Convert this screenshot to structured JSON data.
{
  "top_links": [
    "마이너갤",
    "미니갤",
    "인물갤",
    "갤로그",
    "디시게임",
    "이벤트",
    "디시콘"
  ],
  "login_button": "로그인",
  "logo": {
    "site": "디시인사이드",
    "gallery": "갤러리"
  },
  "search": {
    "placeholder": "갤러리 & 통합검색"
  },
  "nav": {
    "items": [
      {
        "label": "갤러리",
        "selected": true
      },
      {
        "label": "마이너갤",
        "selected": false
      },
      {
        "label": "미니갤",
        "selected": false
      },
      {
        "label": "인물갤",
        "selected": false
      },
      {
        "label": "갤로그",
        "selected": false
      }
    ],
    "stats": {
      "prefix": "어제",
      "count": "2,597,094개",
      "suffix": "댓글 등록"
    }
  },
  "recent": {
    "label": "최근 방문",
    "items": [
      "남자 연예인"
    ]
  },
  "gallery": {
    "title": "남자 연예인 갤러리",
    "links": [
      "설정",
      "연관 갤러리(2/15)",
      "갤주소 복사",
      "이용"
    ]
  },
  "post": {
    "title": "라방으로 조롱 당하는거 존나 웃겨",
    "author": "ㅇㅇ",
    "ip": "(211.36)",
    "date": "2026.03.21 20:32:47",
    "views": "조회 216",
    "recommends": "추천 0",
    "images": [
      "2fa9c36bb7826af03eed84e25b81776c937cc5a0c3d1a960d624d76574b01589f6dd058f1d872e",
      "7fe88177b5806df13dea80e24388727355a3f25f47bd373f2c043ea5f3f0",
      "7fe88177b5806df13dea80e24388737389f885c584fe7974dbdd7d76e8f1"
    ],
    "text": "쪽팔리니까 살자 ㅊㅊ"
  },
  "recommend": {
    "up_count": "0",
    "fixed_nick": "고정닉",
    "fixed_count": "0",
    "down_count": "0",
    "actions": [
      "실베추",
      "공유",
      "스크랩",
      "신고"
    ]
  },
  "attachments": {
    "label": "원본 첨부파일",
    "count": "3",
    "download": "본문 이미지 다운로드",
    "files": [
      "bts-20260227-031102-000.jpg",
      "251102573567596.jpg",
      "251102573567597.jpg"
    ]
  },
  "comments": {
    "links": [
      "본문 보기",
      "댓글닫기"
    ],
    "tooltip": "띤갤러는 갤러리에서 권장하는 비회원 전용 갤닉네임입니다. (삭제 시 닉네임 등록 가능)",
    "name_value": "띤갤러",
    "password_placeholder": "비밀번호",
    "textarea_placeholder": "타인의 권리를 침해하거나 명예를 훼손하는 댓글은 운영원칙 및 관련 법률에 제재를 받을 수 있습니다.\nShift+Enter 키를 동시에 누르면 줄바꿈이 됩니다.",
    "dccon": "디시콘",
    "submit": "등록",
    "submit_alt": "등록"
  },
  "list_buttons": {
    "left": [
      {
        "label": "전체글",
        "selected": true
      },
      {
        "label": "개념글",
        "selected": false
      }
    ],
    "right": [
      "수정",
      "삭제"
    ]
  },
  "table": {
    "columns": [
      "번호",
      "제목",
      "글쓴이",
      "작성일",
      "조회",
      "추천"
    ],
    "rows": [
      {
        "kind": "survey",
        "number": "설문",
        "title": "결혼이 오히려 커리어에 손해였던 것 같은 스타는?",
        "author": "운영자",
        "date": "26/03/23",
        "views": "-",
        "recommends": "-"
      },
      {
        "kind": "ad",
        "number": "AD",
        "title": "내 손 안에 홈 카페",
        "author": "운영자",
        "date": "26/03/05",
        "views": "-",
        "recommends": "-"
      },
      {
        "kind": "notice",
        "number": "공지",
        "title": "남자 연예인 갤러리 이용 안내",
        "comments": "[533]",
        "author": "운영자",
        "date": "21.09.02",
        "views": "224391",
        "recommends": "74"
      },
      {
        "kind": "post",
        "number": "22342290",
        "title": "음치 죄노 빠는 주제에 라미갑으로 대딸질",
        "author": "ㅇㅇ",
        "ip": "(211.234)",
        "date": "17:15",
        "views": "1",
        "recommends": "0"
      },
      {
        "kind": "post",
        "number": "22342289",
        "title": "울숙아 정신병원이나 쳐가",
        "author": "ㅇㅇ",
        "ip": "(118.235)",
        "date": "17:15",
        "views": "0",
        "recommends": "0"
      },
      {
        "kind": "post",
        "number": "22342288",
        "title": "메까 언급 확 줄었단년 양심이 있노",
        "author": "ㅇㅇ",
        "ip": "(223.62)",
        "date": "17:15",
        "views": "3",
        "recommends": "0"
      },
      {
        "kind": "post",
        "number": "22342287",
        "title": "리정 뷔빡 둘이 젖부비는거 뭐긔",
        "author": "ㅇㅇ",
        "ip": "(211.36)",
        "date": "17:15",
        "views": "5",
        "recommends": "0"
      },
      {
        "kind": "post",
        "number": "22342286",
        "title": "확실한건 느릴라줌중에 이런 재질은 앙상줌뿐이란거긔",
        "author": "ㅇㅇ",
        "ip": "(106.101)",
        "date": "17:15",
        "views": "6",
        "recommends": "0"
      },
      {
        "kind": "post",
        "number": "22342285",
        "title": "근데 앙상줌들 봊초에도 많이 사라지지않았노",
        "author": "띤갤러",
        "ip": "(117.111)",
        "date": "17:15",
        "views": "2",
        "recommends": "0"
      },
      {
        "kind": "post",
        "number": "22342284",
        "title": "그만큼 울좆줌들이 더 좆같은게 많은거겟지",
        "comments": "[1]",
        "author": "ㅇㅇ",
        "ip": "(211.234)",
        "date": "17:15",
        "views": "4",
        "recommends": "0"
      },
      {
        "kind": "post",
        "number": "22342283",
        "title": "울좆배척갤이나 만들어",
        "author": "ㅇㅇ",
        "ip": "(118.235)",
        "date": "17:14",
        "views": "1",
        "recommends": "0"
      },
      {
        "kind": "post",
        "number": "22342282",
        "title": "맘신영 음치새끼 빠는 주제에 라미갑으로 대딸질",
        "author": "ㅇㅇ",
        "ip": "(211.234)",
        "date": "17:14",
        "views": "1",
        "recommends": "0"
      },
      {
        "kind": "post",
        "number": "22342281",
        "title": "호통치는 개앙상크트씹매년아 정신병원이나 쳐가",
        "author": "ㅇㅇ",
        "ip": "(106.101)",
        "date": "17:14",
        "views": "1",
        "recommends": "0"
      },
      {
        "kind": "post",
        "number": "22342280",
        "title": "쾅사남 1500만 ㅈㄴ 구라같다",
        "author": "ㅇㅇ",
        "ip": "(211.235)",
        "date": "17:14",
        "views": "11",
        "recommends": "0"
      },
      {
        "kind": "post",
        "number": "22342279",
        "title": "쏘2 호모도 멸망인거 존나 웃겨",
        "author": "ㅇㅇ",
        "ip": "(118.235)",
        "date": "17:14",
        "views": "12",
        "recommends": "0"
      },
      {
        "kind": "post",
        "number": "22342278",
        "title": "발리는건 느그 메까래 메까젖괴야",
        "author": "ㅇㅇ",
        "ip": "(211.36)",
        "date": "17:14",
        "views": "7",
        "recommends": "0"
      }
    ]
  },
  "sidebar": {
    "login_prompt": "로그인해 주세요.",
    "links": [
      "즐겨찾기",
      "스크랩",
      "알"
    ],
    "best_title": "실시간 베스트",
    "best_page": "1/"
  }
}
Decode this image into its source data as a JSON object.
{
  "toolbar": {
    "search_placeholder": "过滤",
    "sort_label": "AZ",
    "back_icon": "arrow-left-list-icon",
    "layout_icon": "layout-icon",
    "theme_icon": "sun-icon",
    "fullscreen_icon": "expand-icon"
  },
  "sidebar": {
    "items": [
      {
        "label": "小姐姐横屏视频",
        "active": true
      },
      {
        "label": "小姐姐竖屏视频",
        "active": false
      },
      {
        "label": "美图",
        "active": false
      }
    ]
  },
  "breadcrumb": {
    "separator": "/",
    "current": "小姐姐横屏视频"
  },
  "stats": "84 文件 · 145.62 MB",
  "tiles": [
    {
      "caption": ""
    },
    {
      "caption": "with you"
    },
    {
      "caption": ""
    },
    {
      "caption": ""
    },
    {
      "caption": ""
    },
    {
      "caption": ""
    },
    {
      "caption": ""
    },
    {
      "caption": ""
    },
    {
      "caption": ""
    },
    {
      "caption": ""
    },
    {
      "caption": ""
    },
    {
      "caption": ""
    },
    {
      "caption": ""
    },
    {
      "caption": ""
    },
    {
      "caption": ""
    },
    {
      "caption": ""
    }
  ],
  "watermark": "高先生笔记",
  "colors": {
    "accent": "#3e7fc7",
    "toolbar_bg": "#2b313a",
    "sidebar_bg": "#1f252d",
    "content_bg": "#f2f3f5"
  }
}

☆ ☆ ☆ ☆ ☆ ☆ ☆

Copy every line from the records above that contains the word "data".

> **Solved exercise**
Convert this screenshot to structured JSON data.
Decode this image into its source data as a JSON object.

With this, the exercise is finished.